Whilst I don’t know the specifics of your ISP, I would say that it’s likely that what they’re doing here is intercepting all traffic you send over the Internet. In order to do that (without you getting error messages whenever you visit an HTTPS encrypted site), they would need to install a root certificate, which is what you mention in your post.
They need to do this as what this kind of interception usually entails is creating their own certificate for each site you visit. so for example if you visit https://www.amazon.com they need to have a certificate that your browser considers valid for that connection (which is one issued by a trusted Certificate Authority, either one provided with the browser or one you manually install).
From your perspective, the problem here is it means that they can see all your Internet traffic including usernames/passwords/credit card details. So if they want to, they can look at that information. Also if they have a security breach it’s possible that other people might get access to that information. In addition, they may also gain access to any account that you access over this Internet connection (e.g., email accounts). Finally, installing this root certificate allows them to modify your Internet traffic without detection.
What I would recommend is that you query with them exactly why they need to see the details of your encrypted traffic (e.g., is this a legal requirement for your country) and if you’re not 100% satisfied with the response, get a new ISP. Another possibility is to use a VPN and tunnel all your traffic through the VPN. If you are not happy with your ISP gaining this access to your HTTPS connections, do not install the root certificate they provided you.

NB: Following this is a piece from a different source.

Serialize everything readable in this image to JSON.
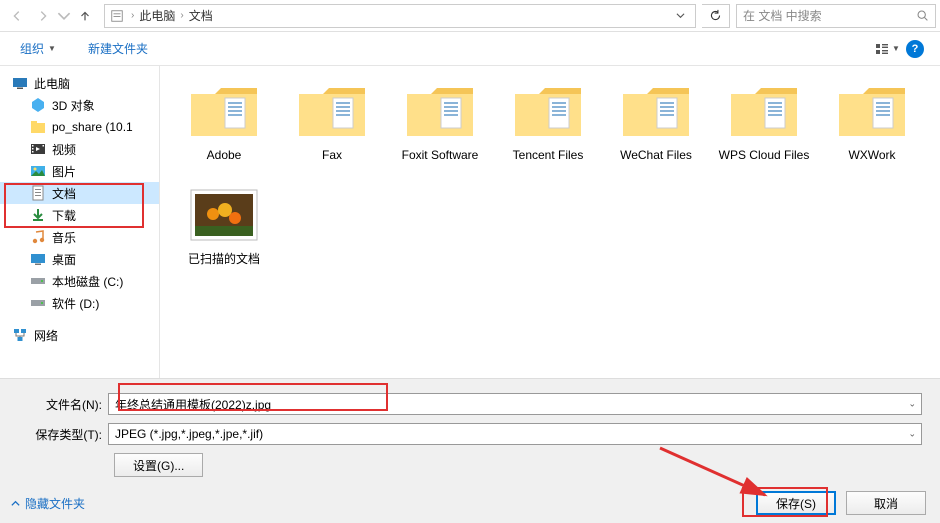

This is a request to surrender all your privacy and security to them.
It is a very simple technical issue – they have blocked encrypted and secure HTTPS connections. “Reenabling” it by installing their certificate will now allow you to use encrypted and “secure” connections, but it will give your ISP full access to view your online data, modify anything you download (including inserting backdoors or malware in any downloaded software), modify or filter anything you upload, and gain all the online access credentials (passwords, cookies, other security tokens) that you use through HTTPS.
This is not simply a potential theoretical risk. In fact, you should expect that they are already doing some or all of this – it’s the only practical reason why they put the effort to block and require their certificate in the first place.
Only if you desire to have this connection despite the aforementioned issues, then you can accept their certificate. A good paid VPN can be a solution, however, it’s possible that they will be blocking VPNs as well; it may be the case that you have to choose between a monitored and insecure connection controlled by someone else and no connection at all.
In effect your ISP is reading all your mail.
Think of your internet connection as a series of letters being sent over pony express. The error you are seeing is your browser complaining that your mail has been opened by someone and resealed with the wrong wax seal rather than the expected, for example Google’s, wax seal.
What your ISP is telling you to do is retrain your browser to treat the ISP seal as being more trust worthy than Google’s seal.
The error is correct. It is telling you that your ISP is reading your mail. Don’t do what they say. Change your ISP now.